[PROBLEM TO SOLVE]: Look through the material below for "value". Copy every line that contains it.

[SOURCE DATA]:
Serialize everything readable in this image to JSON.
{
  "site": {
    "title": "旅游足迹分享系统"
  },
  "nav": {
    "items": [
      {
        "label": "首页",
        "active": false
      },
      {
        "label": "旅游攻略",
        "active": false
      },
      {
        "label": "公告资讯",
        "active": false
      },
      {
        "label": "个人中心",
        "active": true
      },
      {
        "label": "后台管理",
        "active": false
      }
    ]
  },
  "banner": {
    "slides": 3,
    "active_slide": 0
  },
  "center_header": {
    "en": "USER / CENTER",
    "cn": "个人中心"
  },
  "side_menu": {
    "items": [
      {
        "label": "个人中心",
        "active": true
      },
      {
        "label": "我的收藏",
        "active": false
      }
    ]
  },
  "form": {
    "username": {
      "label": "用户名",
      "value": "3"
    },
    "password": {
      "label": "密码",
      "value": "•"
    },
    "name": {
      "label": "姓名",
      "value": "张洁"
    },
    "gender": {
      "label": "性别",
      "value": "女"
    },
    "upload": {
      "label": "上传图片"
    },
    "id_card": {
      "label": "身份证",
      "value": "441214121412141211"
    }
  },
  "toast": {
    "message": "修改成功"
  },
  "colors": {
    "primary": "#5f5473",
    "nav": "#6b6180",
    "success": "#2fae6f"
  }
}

[ANSWER BELOW]:
      "value": "3"
      "value": "•"
      "value": "张洁"
      "value": "女"
      "value": "441214121412141211"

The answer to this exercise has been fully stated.